- **HOW TO COMPLETE THIS TASK**: Please return the whole listing, character for character.

┌──

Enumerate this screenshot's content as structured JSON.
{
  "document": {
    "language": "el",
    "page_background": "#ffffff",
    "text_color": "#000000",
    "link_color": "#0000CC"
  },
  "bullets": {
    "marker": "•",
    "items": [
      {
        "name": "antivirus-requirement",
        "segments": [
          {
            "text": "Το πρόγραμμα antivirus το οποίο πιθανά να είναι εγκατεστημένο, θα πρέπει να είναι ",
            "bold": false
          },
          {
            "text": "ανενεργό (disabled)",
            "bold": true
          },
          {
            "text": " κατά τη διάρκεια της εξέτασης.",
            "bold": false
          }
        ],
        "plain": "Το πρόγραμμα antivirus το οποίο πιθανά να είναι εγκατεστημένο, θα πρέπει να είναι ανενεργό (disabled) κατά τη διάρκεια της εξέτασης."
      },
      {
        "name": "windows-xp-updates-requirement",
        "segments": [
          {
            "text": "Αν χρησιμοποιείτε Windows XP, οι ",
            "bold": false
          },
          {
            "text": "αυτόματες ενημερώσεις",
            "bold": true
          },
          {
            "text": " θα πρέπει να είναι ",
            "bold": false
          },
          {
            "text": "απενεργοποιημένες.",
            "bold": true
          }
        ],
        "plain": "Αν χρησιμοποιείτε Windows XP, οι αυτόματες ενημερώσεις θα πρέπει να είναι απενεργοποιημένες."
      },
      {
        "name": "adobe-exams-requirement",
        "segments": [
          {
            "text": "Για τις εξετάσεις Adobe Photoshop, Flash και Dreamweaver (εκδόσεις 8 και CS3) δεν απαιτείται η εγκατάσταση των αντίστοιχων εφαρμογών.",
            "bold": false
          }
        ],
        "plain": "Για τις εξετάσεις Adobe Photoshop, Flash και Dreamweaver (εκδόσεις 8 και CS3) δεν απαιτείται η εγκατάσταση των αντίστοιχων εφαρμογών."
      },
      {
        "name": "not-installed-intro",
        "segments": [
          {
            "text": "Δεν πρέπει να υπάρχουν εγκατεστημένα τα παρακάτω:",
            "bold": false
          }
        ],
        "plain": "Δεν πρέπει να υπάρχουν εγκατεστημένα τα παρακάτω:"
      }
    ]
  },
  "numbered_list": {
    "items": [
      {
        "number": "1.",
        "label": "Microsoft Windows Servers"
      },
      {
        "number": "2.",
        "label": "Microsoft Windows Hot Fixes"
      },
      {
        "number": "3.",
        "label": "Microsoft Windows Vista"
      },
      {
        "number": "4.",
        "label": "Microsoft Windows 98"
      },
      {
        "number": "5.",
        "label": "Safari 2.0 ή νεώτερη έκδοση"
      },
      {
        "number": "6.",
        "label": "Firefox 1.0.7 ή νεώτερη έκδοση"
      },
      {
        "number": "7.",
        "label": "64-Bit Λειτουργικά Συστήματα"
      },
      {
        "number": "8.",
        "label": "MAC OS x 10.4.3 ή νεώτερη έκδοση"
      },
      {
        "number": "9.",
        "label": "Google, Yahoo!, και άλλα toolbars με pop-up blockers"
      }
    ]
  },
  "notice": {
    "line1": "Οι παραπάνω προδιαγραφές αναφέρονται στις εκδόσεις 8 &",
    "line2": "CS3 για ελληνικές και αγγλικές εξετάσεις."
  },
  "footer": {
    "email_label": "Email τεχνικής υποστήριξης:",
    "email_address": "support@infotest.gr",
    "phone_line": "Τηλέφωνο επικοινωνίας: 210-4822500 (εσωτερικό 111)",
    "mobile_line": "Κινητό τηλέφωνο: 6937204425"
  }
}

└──

- **RESPONSE TO THE EXERCISE**:
Enumerate this screenshot's content as structured JSON.
{
  "document": {
    "language": "el",
    "page_background": "#ffffff",
    "text_color": "#000000",
    "link_color": "#0000CC"
  },
  "bullets": {
    "marker": "•",
    "items": [
      {
        "name": "antivirus-requirement",
        "segments": [
          {
            "text": "Το πρόγραμμα antivirus το οποίο πιθανά να είναι εγκατεστημένο, θα πρέπει να είναι ",
            "bold": false
          },
          {
            "text": "ανενεργό (disabled)",
            "bold": true
          },
          {
            "text": " κατά τη διάρκεια της εξέτασης.",
            "bold": false
          }
        ],
        "plain": "Το πρόγραμμα antivirus το οποίο πιθανά να είναι εγκατεστημένο, θα πρέπει να είναι ανενεργό (disabled) κατά τη διάρκεια της εξέτασης."
      },
      {
        "name": "windows-xp-updates-requirement",
        "segments": [
          {
            "text": "Αν χρησιμοποιείτε Windows XP, οι ",
            "bold": false
          },
          {
            "text": "αυτόματες ενημερώσεις",
            "bold": true
          },
          {
            "text": " θα πρέπει να είναι ",
            "bold": false
          },
          {
            "text": "απενεργοποιημένες.",
            "bold": true
          }
        ],
        "plain": "Αν χρησιμοποιείτε Windows XP, οι αυτόματες ενημερώσεις θα πρέπει να είναι απενεργοποιημένες."
      },
      {
        "name": "adobe-exams-requirement",
        "segments": [
          {
            "text": "Για τις εξετάσεις Adobe Photoshop, Flash και Dreamweaver (εκδόσεις 8 και CS3) δεν απαιτείται η εγκατάσταση των αντίστοιχων εφαρμογών.",
            "bold": false
          }
        ],
        "plain": "Για τις εξετάσεις Adobe Photoshop, Flash και Dreamweaver (εκδόσεις 8 και CS3) δεν απαιτείται η εγκατάσταση των αντίστοιχων εφαρμογών."
      },
      {
        "name": "not-installed-intro",
        "segments": [
          {
            "text": "Δεν πρέπει να υπάρχουν εγκατεστημένα τα παρακάτω:",
            "bold": false
          }
        ],
        "plain": "Δεν πρέπει να υπάρχουν εγκατεστημένα τα παρακάτω:"
      }
    ]
  },
  "numbered_list": {
    "items": [
      {
        "number": "1.",
        "label": "Microsoft Windows Servers"
      },
      {
        "number": "2.",
        "label": "Microsoft Windows Hot Fixes"
      },
      {
        "number": "3.",
        "label": "Microsoft Windows Vista"
      },
      {
        "number": "4.",
        "label": "Microsoft Windows 98"
      },
      {
        "number": "5.",
        "label": "Safari 2.0 ή νεώτερη έκδοση"
      },
      {
        "number": "6.",
        "label": "Firefox 1.0.7 ή νεώτερη έκδοση"
      },
      {
        "number": "7.",
        "label": "64-Bit Λειτουργικά Συστήματα"
      },
      {
        "number": "8.",
        "label": "MAC OS x 10.4.3 ή νεώτερη έκδοση"
      },
      {
        "number": "9.",
        "label": "Google, Yahoo!, και άλλα toolbars με pop-up blockers"
      }
    ]
  },
  "notice": {
    "line1": "Οι παραπάνω προδιαγραφές αναφέρονται στις εκδόσεις 8 &",
    "line2": "CS3 για ελληνικές και αγγλικές εξετάσεις."
  },
  "footer": {
    "email_label": "Email τεχνικής υποστήριξης:",
    "email_address": "support@infotest.gr",
    "phone_line": "Τηλέφωνο επικοινωνίας: 210-4822500 (εσωτερικό 111)",
    "mobile_line": "Κινητό τηλέφωνο: 6937204425"
  }
}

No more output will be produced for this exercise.